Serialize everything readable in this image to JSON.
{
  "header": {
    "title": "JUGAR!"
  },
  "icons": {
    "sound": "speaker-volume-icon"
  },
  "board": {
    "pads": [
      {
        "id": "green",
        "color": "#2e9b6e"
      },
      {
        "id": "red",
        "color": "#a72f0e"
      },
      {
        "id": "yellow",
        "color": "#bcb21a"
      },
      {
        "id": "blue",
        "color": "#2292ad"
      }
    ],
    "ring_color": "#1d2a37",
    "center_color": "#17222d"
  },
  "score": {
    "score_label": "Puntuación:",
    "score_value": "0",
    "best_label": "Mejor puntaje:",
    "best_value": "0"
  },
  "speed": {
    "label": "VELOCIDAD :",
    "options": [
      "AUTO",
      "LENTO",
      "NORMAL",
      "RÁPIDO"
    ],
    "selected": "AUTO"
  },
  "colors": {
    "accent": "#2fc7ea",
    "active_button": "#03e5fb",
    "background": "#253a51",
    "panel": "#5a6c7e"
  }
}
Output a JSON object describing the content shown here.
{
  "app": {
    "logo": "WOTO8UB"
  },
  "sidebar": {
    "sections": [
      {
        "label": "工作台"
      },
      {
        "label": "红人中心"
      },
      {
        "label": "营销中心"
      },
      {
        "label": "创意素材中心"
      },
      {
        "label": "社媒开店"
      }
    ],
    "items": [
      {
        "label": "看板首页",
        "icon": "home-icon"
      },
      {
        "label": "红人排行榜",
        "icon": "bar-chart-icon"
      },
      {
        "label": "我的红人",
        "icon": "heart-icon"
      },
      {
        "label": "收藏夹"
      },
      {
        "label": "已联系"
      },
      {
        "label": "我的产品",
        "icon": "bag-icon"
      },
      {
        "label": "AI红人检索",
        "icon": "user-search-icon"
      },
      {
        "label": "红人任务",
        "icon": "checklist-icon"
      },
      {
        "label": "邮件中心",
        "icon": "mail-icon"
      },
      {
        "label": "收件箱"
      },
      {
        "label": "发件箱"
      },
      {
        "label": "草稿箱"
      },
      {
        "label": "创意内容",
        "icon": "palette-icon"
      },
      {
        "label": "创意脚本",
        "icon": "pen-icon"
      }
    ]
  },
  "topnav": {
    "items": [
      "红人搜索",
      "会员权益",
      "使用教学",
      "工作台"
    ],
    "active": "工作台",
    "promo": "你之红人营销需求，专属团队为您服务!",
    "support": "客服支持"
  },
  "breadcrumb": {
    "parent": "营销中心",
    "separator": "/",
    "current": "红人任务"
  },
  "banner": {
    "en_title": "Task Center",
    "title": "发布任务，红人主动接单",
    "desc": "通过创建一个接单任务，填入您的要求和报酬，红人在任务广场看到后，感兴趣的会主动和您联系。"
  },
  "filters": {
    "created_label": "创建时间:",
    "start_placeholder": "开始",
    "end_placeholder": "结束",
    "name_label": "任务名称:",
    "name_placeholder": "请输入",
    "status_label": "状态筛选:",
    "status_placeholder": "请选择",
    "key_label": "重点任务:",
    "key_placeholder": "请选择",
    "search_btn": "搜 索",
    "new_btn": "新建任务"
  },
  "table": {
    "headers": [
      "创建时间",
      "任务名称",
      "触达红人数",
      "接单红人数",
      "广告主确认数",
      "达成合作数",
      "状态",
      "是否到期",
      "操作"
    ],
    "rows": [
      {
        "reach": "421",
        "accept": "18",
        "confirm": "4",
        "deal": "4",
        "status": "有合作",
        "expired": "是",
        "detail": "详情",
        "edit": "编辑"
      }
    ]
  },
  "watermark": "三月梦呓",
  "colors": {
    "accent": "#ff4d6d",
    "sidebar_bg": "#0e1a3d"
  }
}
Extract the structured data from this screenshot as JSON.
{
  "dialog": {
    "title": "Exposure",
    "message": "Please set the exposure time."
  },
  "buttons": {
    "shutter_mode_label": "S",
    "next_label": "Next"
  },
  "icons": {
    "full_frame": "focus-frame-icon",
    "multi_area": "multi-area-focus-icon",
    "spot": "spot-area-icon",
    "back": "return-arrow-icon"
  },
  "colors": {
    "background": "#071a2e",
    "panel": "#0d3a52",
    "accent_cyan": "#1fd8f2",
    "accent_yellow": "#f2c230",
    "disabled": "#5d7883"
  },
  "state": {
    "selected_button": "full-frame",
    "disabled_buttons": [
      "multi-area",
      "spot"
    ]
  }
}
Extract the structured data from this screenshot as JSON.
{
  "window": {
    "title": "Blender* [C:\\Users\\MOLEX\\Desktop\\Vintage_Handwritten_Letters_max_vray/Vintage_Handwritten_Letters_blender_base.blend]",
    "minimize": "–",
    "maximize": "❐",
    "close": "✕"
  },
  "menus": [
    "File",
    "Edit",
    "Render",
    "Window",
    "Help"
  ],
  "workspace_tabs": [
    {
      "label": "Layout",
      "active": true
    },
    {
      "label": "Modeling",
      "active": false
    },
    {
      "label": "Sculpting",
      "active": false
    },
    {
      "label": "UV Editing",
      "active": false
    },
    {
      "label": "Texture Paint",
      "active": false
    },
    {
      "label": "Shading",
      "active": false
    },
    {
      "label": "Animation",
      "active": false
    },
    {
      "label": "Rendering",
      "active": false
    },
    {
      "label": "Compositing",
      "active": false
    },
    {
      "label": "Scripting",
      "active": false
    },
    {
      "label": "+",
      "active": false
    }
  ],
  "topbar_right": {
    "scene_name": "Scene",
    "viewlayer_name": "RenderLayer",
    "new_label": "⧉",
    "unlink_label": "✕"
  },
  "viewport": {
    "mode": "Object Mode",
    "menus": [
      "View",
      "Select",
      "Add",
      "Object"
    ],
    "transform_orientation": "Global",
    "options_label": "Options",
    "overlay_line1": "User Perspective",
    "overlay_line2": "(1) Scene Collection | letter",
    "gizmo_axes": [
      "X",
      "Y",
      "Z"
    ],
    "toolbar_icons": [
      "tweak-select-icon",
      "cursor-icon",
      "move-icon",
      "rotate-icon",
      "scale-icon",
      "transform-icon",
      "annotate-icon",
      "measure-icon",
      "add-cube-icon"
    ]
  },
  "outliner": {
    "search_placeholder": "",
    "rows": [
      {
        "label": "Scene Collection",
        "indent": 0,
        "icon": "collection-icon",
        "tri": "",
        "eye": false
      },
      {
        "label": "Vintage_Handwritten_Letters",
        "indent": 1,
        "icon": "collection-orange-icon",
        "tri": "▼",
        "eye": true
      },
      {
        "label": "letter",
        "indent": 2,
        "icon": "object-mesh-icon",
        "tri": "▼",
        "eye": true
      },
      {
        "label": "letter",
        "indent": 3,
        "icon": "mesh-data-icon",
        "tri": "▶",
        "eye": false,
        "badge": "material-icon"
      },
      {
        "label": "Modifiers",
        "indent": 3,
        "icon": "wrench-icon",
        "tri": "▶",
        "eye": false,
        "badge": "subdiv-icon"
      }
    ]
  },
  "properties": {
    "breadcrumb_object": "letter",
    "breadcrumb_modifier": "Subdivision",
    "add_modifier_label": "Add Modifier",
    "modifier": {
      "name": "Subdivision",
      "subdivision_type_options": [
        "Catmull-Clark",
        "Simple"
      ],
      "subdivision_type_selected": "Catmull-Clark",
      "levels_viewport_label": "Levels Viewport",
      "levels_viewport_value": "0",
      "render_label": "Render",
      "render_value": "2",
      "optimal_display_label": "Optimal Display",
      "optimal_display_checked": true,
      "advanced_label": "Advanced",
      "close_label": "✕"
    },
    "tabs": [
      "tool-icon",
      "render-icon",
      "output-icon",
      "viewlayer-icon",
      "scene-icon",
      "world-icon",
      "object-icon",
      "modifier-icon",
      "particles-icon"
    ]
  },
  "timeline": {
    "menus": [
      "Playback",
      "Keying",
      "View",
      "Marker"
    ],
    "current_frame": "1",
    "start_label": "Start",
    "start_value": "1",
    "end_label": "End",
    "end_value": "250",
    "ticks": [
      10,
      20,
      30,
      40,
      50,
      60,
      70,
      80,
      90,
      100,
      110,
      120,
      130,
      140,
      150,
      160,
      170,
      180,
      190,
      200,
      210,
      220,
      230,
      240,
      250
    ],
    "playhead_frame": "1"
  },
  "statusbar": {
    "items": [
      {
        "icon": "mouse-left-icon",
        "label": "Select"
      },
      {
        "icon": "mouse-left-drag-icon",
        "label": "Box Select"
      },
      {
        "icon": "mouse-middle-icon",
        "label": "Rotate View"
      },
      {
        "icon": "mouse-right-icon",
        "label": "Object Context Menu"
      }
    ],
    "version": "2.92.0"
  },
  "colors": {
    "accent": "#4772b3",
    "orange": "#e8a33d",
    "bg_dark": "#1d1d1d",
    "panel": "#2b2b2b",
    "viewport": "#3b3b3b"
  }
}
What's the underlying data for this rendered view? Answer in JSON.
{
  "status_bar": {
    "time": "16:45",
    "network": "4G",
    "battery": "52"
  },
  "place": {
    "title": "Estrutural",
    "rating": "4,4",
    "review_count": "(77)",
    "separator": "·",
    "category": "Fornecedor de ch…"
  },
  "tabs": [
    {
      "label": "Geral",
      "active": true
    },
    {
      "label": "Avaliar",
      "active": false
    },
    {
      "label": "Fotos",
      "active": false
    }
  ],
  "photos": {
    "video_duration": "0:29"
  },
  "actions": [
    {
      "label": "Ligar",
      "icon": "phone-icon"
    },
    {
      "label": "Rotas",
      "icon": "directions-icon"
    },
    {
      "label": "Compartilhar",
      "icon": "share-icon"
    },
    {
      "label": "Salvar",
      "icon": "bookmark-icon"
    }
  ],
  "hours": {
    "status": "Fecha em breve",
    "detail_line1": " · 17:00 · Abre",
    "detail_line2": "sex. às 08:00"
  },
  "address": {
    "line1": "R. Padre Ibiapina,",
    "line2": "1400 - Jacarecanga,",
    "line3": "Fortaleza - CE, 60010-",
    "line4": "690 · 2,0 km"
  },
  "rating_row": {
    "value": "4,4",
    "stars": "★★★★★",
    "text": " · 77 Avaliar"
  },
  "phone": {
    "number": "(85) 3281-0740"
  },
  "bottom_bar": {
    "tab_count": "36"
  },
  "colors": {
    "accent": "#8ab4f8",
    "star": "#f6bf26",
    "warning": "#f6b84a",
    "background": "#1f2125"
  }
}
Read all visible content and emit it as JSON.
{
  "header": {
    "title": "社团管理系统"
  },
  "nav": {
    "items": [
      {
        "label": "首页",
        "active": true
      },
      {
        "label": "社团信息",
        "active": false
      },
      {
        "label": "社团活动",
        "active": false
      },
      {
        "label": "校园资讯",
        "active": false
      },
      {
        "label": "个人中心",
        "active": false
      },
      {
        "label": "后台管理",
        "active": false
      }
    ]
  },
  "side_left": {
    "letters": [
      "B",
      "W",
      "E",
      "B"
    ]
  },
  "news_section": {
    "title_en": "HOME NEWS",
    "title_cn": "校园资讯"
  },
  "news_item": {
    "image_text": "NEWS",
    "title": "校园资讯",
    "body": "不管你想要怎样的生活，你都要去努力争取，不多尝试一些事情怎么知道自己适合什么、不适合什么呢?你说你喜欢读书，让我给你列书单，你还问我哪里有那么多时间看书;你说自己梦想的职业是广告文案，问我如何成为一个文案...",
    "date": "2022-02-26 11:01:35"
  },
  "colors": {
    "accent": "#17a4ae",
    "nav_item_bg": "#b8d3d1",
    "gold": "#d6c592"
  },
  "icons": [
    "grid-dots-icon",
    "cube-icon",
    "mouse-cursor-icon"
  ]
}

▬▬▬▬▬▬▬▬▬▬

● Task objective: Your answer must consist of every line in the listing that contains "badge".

● Answer space:
        "badge": "material-icon"
        "badge": "subdiv-icon"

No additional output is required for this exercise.